STATE RECORDS: Significant Irish beef fraud allegations in 1983 were noted in confidential state records published this week in communications between officials at the Chief State Solicitor and the Attorney General’s office.

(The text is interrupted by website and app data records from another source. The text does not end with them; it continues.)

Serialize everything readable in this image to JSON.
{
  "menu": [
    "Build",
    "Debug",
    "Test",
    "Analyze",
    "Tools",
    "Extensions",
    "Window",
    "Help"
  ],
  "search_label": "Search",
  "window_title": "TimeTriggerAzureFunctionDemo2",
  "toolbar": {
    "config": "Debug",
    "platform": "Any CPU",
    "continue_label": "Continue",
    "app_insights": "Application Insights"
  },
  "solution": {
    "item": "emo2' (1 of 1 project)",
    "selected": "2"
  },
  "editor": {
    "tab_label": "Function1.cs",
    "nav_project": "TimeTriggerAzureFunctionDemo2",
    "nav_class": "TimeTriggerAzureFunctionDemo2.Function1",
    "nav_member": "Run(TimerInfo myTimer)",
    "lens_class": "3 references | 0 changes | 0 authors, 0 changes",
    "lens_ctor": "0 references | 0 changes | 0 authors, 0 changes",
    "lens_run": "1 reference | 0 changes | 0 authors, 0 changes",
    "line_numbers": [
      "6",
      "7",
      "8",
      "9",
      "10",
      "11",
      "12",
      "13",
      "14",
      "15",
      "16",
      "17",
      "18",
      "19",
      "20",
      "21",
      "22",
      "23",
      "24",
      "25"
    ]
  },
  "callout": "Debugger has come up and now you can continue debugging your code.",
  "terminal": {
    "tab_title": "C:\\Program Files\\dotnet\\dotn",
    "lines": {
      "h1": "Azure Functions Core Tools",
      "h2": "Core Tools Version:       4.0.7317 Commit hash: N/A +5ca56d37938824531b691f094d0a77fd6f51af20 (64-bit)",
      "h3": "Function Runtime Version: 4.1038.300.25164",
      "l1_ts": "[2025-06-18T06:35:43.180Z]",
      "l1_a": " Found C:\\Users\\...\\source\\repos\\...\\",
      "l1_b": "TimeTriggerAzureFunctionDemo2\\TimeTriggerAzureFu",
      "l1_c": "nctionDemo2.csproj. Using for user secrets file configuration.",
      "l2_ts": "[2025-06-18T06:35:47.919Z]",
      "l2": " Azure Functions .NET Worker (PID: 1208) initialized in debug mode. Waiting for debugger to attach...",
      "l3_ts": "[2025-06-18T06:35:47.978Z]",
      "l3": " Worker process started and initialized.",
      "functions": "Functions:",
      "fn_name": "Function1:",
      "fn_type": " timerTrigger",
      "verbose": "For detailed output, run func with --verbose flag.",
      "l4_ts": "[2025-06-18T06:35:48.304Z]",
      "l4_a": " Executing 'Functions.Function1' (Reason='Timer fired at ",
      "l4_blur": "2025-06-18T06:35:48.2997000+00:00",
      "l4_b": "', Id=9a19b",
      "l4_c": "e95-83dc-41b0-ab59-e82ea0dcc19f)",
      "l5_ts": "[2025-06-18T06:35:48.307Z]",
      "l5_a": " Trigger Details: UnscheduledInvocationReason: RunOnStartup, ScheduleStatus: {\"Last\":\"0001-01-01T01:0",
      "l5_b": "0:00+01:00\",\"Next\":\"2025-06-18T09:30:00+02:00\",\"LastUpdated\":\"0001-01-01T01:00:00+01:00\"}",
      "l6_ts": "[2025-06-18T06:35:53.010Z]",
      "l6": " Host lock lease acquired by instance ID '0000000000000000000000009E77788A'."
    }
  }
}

They sought legal advice on whether to pursue beef fraud allegations in the civil courts and also criminal proceedings.
State records show the Chief State Solicitor at the time was furnished evidence by the Department of Agriculture of significant beef fraud by a well-known meat processing company.
“The matter concerns very serious allegations of fraud in the operation of the company business as an approved de-boning company of intervention beef,” a report by the Chief State Solicitor outlined.
The significant allegations arose out of a letter, written by a former manager at the company, and a check of de-boned beef in cold-storage which revealed substantial evidence to support the claims, the records state.
“The beef in cold storage and available for checking covered a six-month period and on that basis of checks carried out the established loss amounts to about £5,000 per month or in total £30,000 so far this year.”
The Chief State Solicitor report outlined a number of difficulties to sue the company civilly in particular, the department cannot relate any of the approved losses to a particular vendor meat company as the beef in cold storage may be the product of a number of company transactions.
In terms of criminal proceedings the confidential report noted: “If it is decided that criminal proceedings would be more appropriate there may be difficulties by reason of the fact that 1. The minister’s personnel were in the factory with specific instructions to monitor the whole operation. 2. In establishing that the directors of the company or any particular employee were involved.”
The report also noted another aspect of the allegations whereby an anonymous letter was furnished by the department as far back as 1981 to carry out an investigation into ongoing beef fraud claims into the same company.
The Attorney General in reply found that civil and criminal proceedings “would have little chance of success” and sought further consultation with the Department of Agriculture.
The confidential records were released this week.